Mental health problems, Musculoskeletal Disorders (MSDs: usually back, neck, shoulder and upper limb problems) and Cardiovascular problems account for almost 40% of Fujitsu sickness absence.
There are three basic steps which all employers should take and which help to protect workers from suffering these problems as a result of work:
- Carry out a proper risk assessment for stress, which helps identify the organisational causes of stress, as recommended by the Health & Safety Executive
- Use a competent person to carry out Display Screen Equipment risk assessment (also known as DSE or workstation assessment) to identify and correct potential problems
- Implement the Working Time Regulations which are meant to protect employees against working excessive hours or with inadequate breaks
Fujitsu doesn’t generally carry out risk assessments for stress. DSE assessments in Fujitsu are patchy, and are often “self-assessments” by untrained staff – which do little to protect health but gather evidence to help the company blame employees if they later become ill. Breaches of the Working Time Regulations are routine.
In recent years Fujitsu has introduced more and more intrusive procedures for people to report sickness and on return to work. A key justification for these is that they allow an employer to gather information to address the causes of sickness absence. Many staff feel they are used to bully people into coming into work when unfit – often spreading illness around the office.
UNITE reps have recently learned that the statistics for sickness absence are not even made available by HR to the person responsible for safety. This confirms the impression given by the company’s “health and safety objectives” – which are all about creating a paper trail for auditors – none relate to health or safety outcomes for employees.
Part of the problem is a lack of involvement by employees in their own Health and Safety (H&S). Employers are required by law to consult employees about a range of matters relating to their health and safety, yet outside areas with union recognition the company has no process in place to do so. The minutes of the company’s H&S steering board show that no consultation has taken place at all.
At the suggestion of a trained UNITE H&S rep, Fujitsu Voice has proposed that the company should organise elections for Representatives of Employee Safety (RoES) in areas where we don’t yet have union recognition.

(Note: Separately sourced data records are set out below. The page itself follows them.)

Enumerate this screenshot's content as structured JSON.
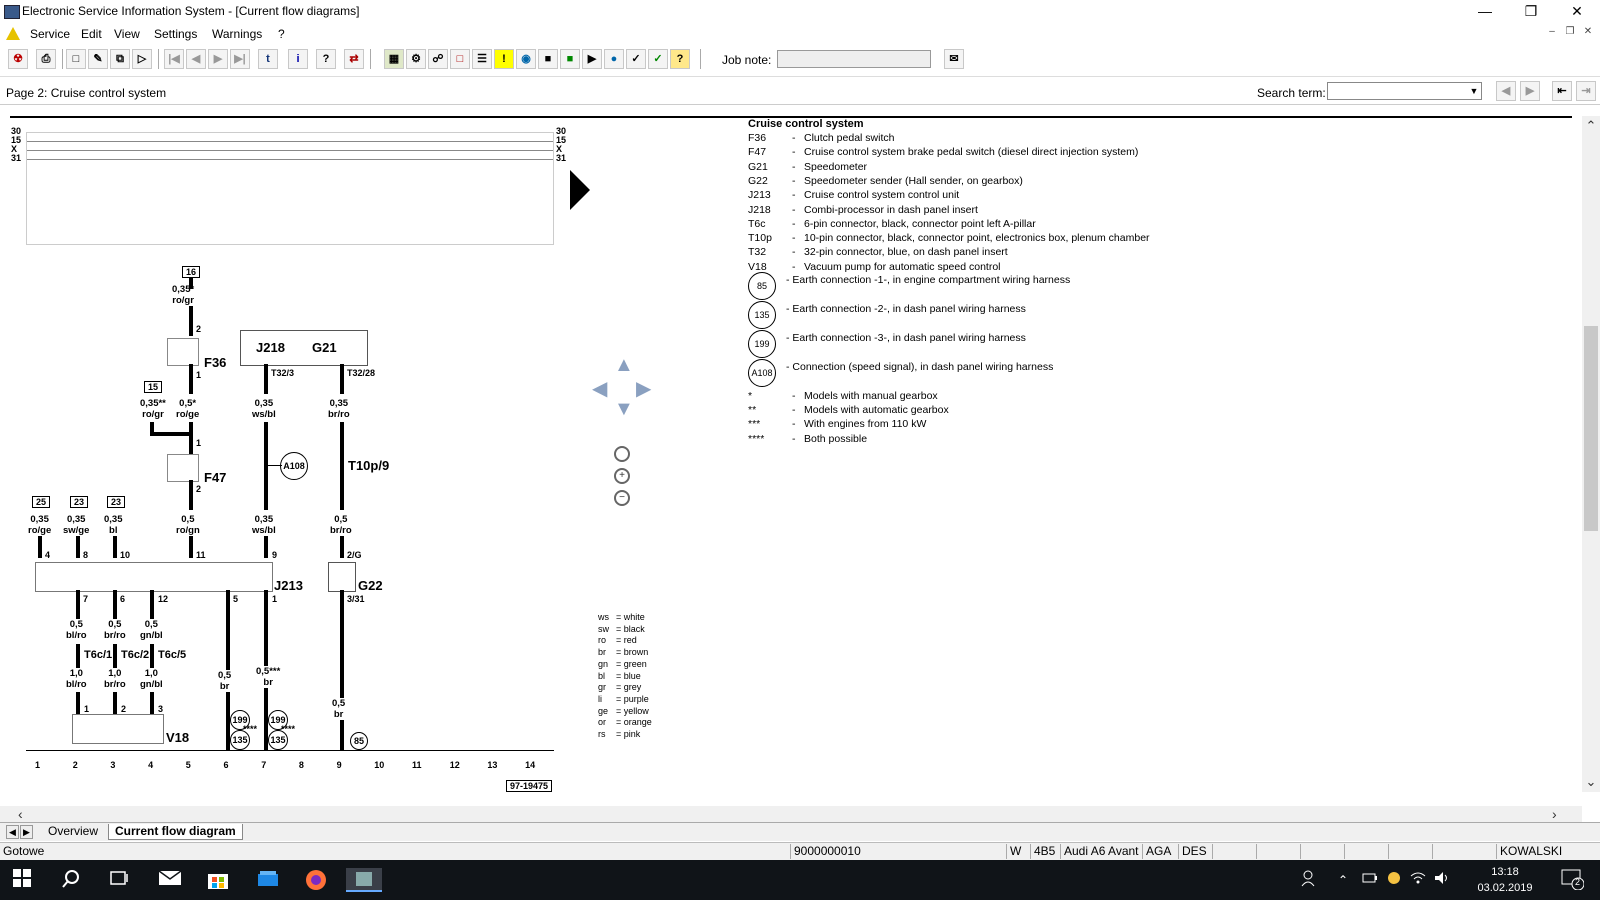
{
  "window": {
    "title": "Electronic Service Information System - [Current flow diagrams]"
  },
  "menu": [
    "Service",
    "Edit",
    "View",
    "Settings",
    "Warnings",
    "?"
  ],
  "toolbar": {
    "job_note_label": "Job note:",
    "job_note_value": ""
  },
  "page": {
    "title": "Page 2: Cruise control system",
    "search_label": "Search term:",
    "search_value": ""
  },
  "legend": {
    "title": "Cruise control system",
    "items": [
      {
        "code": "F36",
        "text": "Clutch pedal switch"
      },
      {
        "code": "F47",
        "text": "Cruise control system brake pedal switch (diesel direct injection system)"
      },
      {
        "code": "G21",
        "text": "Speedometer"
      },
      {
        "code": "G22",
        "text": "Speedometer sender (Hall sender, on gearbox)"
      },
      {
        "code": "J213",
        "text": "Cruise control system control unit"
      },
      {
        "code": "J218",
        "text": "Combi-processor in dash panel insert"
      },
      {
        "code": "T6c",
        "text": "6-pin connector, black, connector point left A-pillar"
      },
      {
        "code": "T10p",
        "text": "10-pin connector, black, connector point, electronics box, plenum chamber"
      },
      {
        "code": "T32",
        "text": "32-pin connector, blue, on dash panel insert"
      },
      {
        "code": "V18",
        "text": "Vacuum pump for automatic speed control"
      }
    ],
    "earth": [
      {
        "num": "85",
        "text": "Earth connection -1-, in engine compartment wiring harness"
      },
      {
        "num": "135",
        "text": "Earth connection -2-, in dash panel wiring harness"
      },
      {
        "num": "199",
        "text": "Earth connection -3-, in dash panel wiring harness"
      },
      {
        "num": "A108",
        "text": "Connection (speed signal), in dash panel wiring harness"
      }
    ],
    "notes": [
      {
        "mark": "*",
        "text": "Models with manual gearbox"
      },
      {
        "mark": "**",
        "text": "Models with automatic gearbox"
      },
      {
        "mark": "***",
        "text": "With engines from 110 kW"
      },
      {
        "mark": "****",
        "text": "Both possible"
      }
    ]
  },
  "colours": [
    {
      "code": "ws",
      "name": "white"
    },
    {
      "code": "sw",
      "name": "black"
    },
    {
      "code": "ro",
      "name": "red"
    },
    {
      "code": "br",
      "name": "brown"
    },
    {
      "code": "gn",
      "name": "green"
    },
    {
      "code": "bl",
      "name": "blue"
    },
    {
      "code": "gr",
      "name": "grey"
    },
    {
      "code": "li",
      "name": "purple"
    },
    {
      "code": "ge",
      "name": "yellow"
    },
    {
      "code": "or",
      "name": "orange"
    },
    {
      "code": "rs",
      "name": "pink"
    }
  ],
  "diagram": {
    "rails_left": [
      "30",
      "15",
      "X",
      "31"
    ],
    "rails_right": [
      "30",
      "15",
      "X",
      "31"
    ],
    "terminal_16": "16",
    "terminal_15": "15",
    "terminal_25": "25",
    "terminal_23a": "23",
    "terminal_23b": "23",
    "wire_0_35_rogr": [
      "0,35*",
      "ro/gr"
    ],
    "wire_0_35_rogr2": [
      "0,35**",
      "ro/gr"
    ],
    "wire_0_5_roge": [
      "0,5*",
      "ro/ge"
    ],
    "wire_0_35_wsbl": [
      "0,35",
      "ws/bl"
    ],
    "wire_0_35_brro": [
      "0,35",
      "br/ro"
    ],
    "wire_0_5_rogn": [
      "0,5",
      "ro/gn"
    ],
    "wire_0_35_wsbl2": [
      "0,35",
      "ws/bl"
    ],
    "wire_0_5_brro": [
      "0,5",
      "br/ro"
    ],
    "wire_0_35_roge": [
      "0,35",
      "ro/ge"
    ],
    "wire_0_35_swge": [
      "0,35",
      "sw/ge"
    ],
    "wire_0_35_bl": [
      "0,35",
      "bl"
    ],
    "wire_0_5_blro": [
      "0,5",
      "bl/ro"
    ],
    "wire_0_5_brro2": [
      "0,5",
      "br/ro"
    ],
    "wire_0_5_gnbl": [
      "0,5",
      "gn/bl"
    ],
    "wire_1_0_blro": [
      "1,0",
      "bl/ro"
    ],
    "wire_1_0_brro": [
      "1,0",
      "br/ro"
    ],
    "wire_1_0_gnbl": [
      "1,0",
      "gn/bl"
    ],
    "wire_0_5_br1": [
      "0,5",
      "br"
    ],
    "wire_0_5_br2": [
      "0,5***",
      "br"
    ],
    "wire_0_5_br3": [
      "0,5",
      "br"
    ],
    "comp_F36": "F36",
    "comp_F47": "F47",
    "comp_J218": "J218",
    "comp_G21": "G21",
    "comp_A108": "A108",
    "comp_T10p9": "T10p/9",
    "comp_J213": "J213",
    "comp_G22": "G22",
    "comp_V18": "V18",
    "comp_T6c1": "T6c/1",
    "comp_T6c2": "T6c/2",
    "comp_T6c5": "T6c/5",
    "pins": {
      "p2a": "2",
      "p1a": "1",
      "p1b": "1",
      "p2b": "2",
      "T32_3": "T32/3",
      "T32_28": "T32/28",
      "p4": "4",
      "p8": "8",
      "p10": "10",
      "p11": "11",
      "p9": "9",
      "p2G": "2/G",
      "p7": "7",
      "p6": "6",
      "p12": "12",
      "p5": "5",
      "p1c": "1",
      "p331": "3/31",
      "v1": "1",
      "v2": "2",
      "v3": "3"
    },
    "earth_199a": "199",
    "earth_135a": "135",
    "earth_199b": "199",
    "earth_135b": "135",
    "earth_85": "85",
    "star4a": "****",
    "star4b": "****",
    "track_numbers": [
      "1",
      "2",
      "3",
      "4",
      "5",
      "6",
      "7",
      "8",
      "9",
      "10",
      "11",
      "12",
      "13",
      "14"
    ],
    "drawing_id": "97-19475"
  },
  "tabs": [
    "Overview",
    "Current flow diagram"
  ],
  "status": {
    "ready": "Gotowe",
    "vin": "9000000010",
    "w": "W",
    "model_code": "4B5",
    "model": "Audi A6 Avant",
    "engine": "AGA",
    "lang": "DES",
    "user": "KOWALSKI"
  },
  "taskbar": {
    "time": "13:18",
    "date": "03.02.2019",
    "notif_count": "2"
  }
}
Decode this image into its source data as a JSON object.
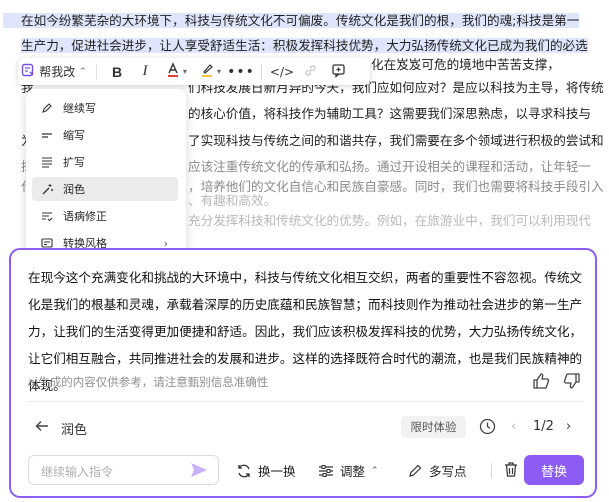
{
  "document": {
    "line1": "在如今纷繁芜杂的大环境下，科技与传统文化不可偏废。传统文化是我们的根，我们的魂;科技是第一",
    "line2": "生产力，促进社会进步，让人享受舒适生活：积极发挥科技优势，大力弘扬传统文化已成为我们的必选",
    "line3_tail": "化在岌岌可危的境地中苦苦支撑，",
    "line4_start": "我",
    "line4_mid": "们科技发展日新月异的今天，我们应如何应对？是应以科技为主导，将传统",
    "line5_mid": "的核心价值，将科技作为辅助工具？这需要我们深思熟虑，以寻求科技与",
    "line6_start": "为",
    "line6_mid": "了实现科技与传统之间的和谐共存，我们需要在多个领域进行积极的尝试和",
    "line7_start": "探",
    "line7_mid": "应该注重传统文化的传承和弘扬。通过开设相关的课程和活动，让年轻一",
    "line8_start": "代",
    "line8_mid": "，培养他们的文化自信心和民族自豪感。同时，我们也需要将科技手段引入",
    "line9_mid": "、有趣和高效。",
    "line10_mid": "充分发挥科技和传统文化的优势。例如，在旅游业中，我们可以利用现代"
  },
  "toolbar": {
    "help_label": "帮我改"
  },
  "menu": {
    "items": [
      {
        "label": "继续写",
        "icon": "pen-icon"
      },
      {
        "label": "缩写",
        "icon": "shorten-icon"
      },
      {
        "label": "扩写",
        "icon": "expand-icon"
      },
      {
        "label": "润色",
        "icon": "magic-wand-icon"
      },
      {
        "label": "语病修正",
        "icon": "grammar-fix-icon"
      },
      {
        "label": "转换风格",
        "icon": "style-convert-icon"
      }
    ]
  },
  "result": {
    "text": "在现今这个充满变化和挑战的大环境中，科技与传统文化相互交织，两者的重要性不容忽视。传统文化是我们的根基和灵魂，承载着深厚的历史底蕴和民族智慧；而科技则作为推动社会进步的第一生产力，让我们的生活变得更加便捷和舒适。因此，我们应该积极发挥科技的优势，大力弘扬传统文化，让它们相互融合，共同推进社会的发展和进步。这样的选择既符合时代的潮流，也是我们民族精神的体现。",
    "disclaimer": "ai生成的内容仅供参考，请注意甄别信息准确性"
  },
  "footer": {
    "back_label": "润色",
    "trial_badge": "限时体验",
    "page_indicator": "1/2",
    "prompt_placeholder": "继续输入指令",
    "regenerate_label": "换一换",
    "adjust_label": "调整",
    "write_more_label": "多写点",
    "replace_label": "替换"
  },
  "colors": {
    "accent": "#8c5cf5",
    "selection": "#dfe6fb"
  }
}
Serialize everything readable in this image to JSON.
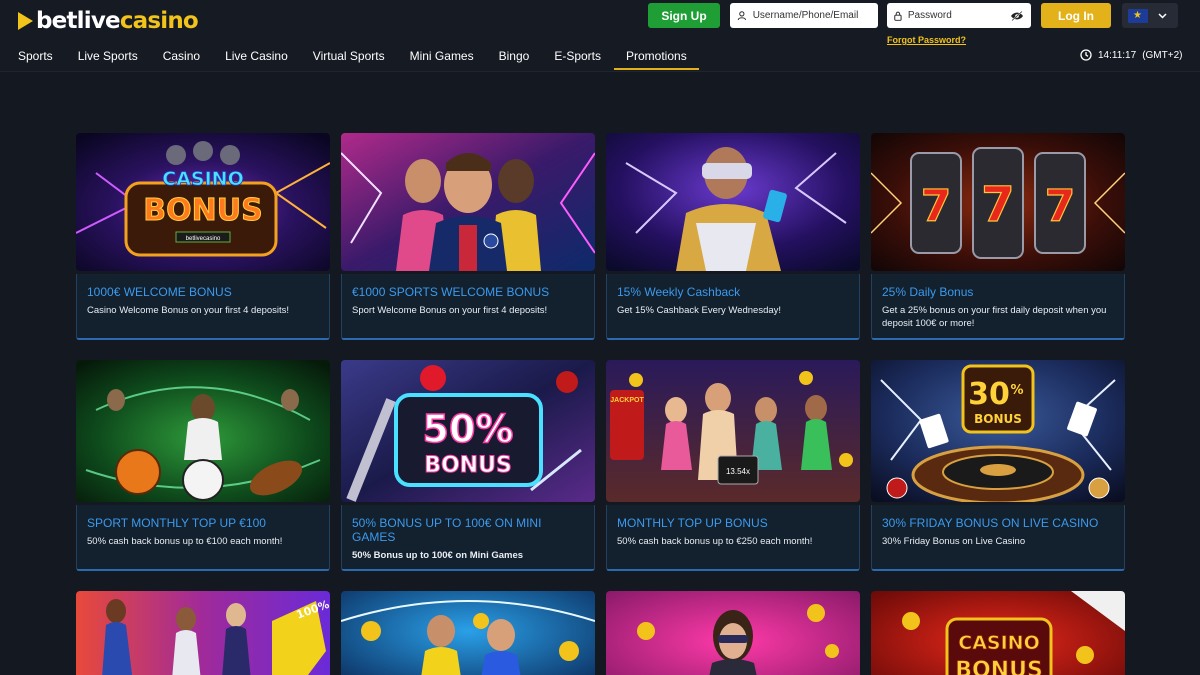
{
  "brand": {
    "part1": "betlive",
    "part2": "casino"
  },
  "auth": {
    "signup_label": "Sign Up",
    "username_placeholder": "Username/Phone/Email",
    "password_placeholder": "Password",
    "forgot_label": "Forgot Password?",
    "login_label": "Log In"
  },
  "nav": [
    "Sports",
    "Live Sports",
    "Casino",
    "Live Casino",
    "Virtual Sports",
    "Mini Games",
    "Bingo",
    "E-Sports",
    "Promotions"
  ],
  "nav_active": "Promotions",
  "clock": {
    "time": "14:11:17",
    "tz": "(GMT+2)"
  },
  "promotions": [
    {
      "title": "1000€ WELCOME BONUS",
      "desc": "Casino Welcome Bonus on your first 4 deposits!",
      "art": "casino-bonus",
      "art_text": [
        "CASINO",
        "BONUS"
      ],
      "art_badge": "betlivecasino"
    },
    {
      "title": "€1000 SPORTS WELCOME BONUS",
      "desc": "Sport Welcome Bonus on your first 4 deposits!",
      "art": "footballers"
    },
    {
      "title": "15% Weekly Cashback",
      "desc": "Get 15% Cashback Every Wednesday!",
      "art": "vr-player"
    },
    {
      "title": "25% Daily Bonus",
      "desc": "Get a 25% bonus on your first daily deposit when you deposit 100€ or more!",
      "art": "slot-777"
    },
    {
      "title": "SPORT MONTHLY TOP UP €100",
      "desc": "50% cash back bonus up to €100 each month!",
      "art": "sports-balls"
    },
    {
      "title": "50% BONUS UP TO 100€ ON MINI GAMES",
      "desc": "50% Bonus up to 100€ on Mini Games",
      "art": "50-bonus",
      "art_text": [
        "50%",
        "BONUS"
      ],
      "desc_bold": true
    },
    {
      "title": "MONTHLY TOP UP BONUS",
      "desc": "50% cash back bonus up to €250 each month!",
      "art": "slot-characters",
      "art_badge": "JACKPOT",
      "art_multiplier": "13.54x"
    },
    {
      "title": "30% FRIDAY BONUS ON LIVE CASINO",
      "desc": "30% Friday Bonus on Live Casino",
      "art": "roulette",
      "art_text": [
        "30",
        "%",
        "BONUS"
      ]
    }
  ],
  "promotions_row3": [
    {
      "art": "athletes",
      "art_text": [
        "100%"
      ]
    },
    {
      "art": "soccer-stars"
    },
    {
      "art": "woman-pink"
    },
    {
      "art": "casino-bonus-red",
      "art_text": [
        "CASINO",
        "BONUS"
      ]
    }
  ],
  "colors": {
    "accent": "#e3b21a",
    "signup": "#1e9e34",
    "link": "#3b9aed",
    "bg": "#141821"
  }
}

RoES have similar powers to union H&S reps – including being entitled to paid release from work for training and to carry out their duties.
If you would like to help improve the health and safety of Fujitsu staff, please stand as a UNITE H&S Rep now, wherever you work in the UK. In areas where the union isn’t yet recognised, this would enable the new reps to start getting involved in advance of the elections we hope to see for RoES – giving them a good chance of being elected and being effective reps.
If you’re interested in standing as a UNITE H&S Rep, please get in touch now.